I was hoping to see early australian wickets getting snapped up by Pathan and company. But when I came,aussie was tearing Indian attack with score at 100 for 1 before 15th over. I cursed myself of leaving my friend alone. Few overs may have passed when I heard the pecking noise on my glass door. And there he was, right next to my door watching me through the glass front. The exercise of feeding him and watching natures most amazing creation continued. I would open the door and he would shy away only to pick up the stuff.

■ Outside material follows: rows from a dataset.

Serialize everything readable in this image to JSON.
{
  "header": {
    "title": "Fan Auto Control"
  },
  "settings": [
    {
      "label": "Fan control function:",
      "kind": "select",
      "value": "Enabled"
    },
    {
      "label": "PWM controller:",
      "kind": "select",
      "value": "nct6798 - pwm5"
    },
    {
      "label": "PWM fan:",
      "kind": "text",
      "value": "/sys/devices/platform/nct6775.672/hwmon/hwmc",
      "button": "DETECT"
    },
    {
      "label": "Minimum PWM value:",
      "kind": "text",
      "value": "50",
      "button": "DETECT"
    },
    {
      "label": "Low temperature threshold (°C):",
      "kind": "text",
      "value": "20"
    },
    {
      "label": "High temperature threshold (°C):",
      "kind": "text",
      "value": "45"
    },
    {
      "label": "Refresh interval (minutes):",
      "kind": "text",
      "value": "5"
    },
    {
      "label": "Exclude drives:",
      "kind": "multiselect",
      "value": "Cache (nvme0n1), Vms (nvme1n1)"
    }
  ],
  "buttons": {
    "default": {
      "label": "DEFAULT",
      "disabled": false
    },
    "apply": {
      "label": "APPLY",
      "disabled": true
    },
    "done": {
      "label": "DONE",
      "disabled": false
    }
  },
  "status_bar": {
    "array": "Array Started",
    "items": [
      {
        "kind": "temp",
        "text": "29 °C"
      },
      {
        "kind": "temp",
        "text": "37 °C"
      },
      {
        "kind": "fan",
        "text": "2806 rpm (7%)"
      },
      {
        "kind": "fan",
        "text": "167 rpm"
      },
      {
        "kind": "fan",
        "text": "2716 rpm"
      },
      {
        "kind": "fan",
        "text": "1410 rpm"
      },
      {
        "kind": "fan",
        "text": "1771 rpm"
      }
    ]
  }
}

By now, I was becoming familiar with his behavioural charachteristics. He is very much like a hen family, even his excreta was similar to the hen. As he was busy eating, I could see a small brown bird in the background watching with great tinge of jealousy. I saw similar birds later on at the street. They could be peahen – a female version but they sure looked ugly. Slowly a fat rabbit too turned up but he couldn’t advance further with my friend’s plumage swirling all around the floor. I was little guarded to throw away my expensive sandwich for my friend but I would have spend hours feeding him and watching his magnificant blue neck. A call from my colleague to join at the conference venue made me leave my friend suddenly without saying him proper ‘Totsiens ‘ – Good bye in afrikaans langauge.When I returned to the room late night , my leftover sandwich was disappeared from the table. I felt bad for not giving all of it to my friend who gave me some of the finest pleasures of watching nature's creation at such a short distance.

I am still intrigued of his coming down to my room which was quite a distance from where I met him initially at the restaurant. Is he that intelligent ? God has been generous with my friend to make him so graceful, beautiful and elegant but I wonder why my friend has to work out a raindance with his gorgeous tail feathers to attract the attention of ugly looking peahen.